This 5 page paper reviews this topic in a specific manner. A proposal is made for a new Pennsylvania law to tax online purchases. Principles regarding the issue are also discussed more generally. Bibliography lists 3 sources.
Name of Research Paper File: RT13_SA333tax.rtf
Unformatted Sample Text from the Research Paper:
there is little regulation regarding the Internet, international transactions are simple. While that is the case, and people argue against more taxes, the truth is that the transactions that occur
are similar to those that occur in respect to interstate commerce. Generally speaking, for the most part, when individuals buy things out of state, they are supposed to report it
and pay state taxes to their own jurisdiction. The problem is that many people buy things in other states here and there, when they are on vacation and so forth.
They may buy a shirt or a pair of sunglasses and would never think of reporting that. Similarly, when someone buys a CD from Amazon.com and is not charged tax,
they think little of it, except for the money they save. Yet, they are engaging in a purchase. They technically should pay tax if their state taxes such merchandise. Much

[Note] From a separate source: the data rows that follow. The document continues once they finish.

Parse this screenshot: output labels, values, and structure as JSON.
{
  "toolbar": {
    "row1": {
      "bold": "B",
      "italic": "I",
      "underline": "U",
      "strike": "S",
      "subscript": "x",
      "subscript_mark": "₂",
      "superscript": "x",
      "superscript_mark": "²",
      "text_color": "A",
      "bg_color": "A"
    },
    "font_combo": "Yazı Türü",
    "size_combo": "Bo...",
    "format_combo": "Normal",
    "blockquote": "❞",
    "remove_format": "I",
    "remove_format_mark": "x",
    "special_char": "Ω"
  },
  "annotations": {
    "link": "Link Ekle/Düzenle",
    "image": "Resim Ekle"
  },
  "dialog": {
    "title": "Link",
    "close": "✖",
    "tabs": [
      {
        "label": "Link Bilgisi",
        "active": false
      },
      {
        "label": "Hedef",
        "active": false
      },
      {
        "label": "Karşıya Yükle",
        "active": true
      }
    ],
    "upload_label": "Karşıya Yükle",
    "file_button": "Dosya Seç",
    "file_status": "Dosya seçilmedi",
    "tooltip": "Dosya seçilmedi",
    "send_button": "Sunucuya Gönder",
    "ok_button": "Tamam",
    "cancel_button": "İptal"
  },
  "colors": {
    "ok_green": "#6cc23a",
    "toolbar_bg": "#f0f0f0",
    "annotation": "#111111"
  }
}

revenue is lost when taxes are not paid on such purchases. In looking at this subject, it helps to have concrete examples. A proposal for one state can help to
rectify the situation. The Pennsylvania Internet Sales Tax Law of 2003 would be a tax specifically for Internet purchases that are made out of state, where sales taxes are
not collected. The law should mandate the submission of tax by purchasers of any item that costs $500 or more. The reasons for the limitation is that the problem is
just too vast to address and many minor purchases are made on a daily basis. These would be just too difficult to track. However, when anyone makes a purchase over
the Internet for any items that are taxable in Pennsylvania, the seller must furnish the Pennsylvania state department with the information. When taxes are filed for state income, the state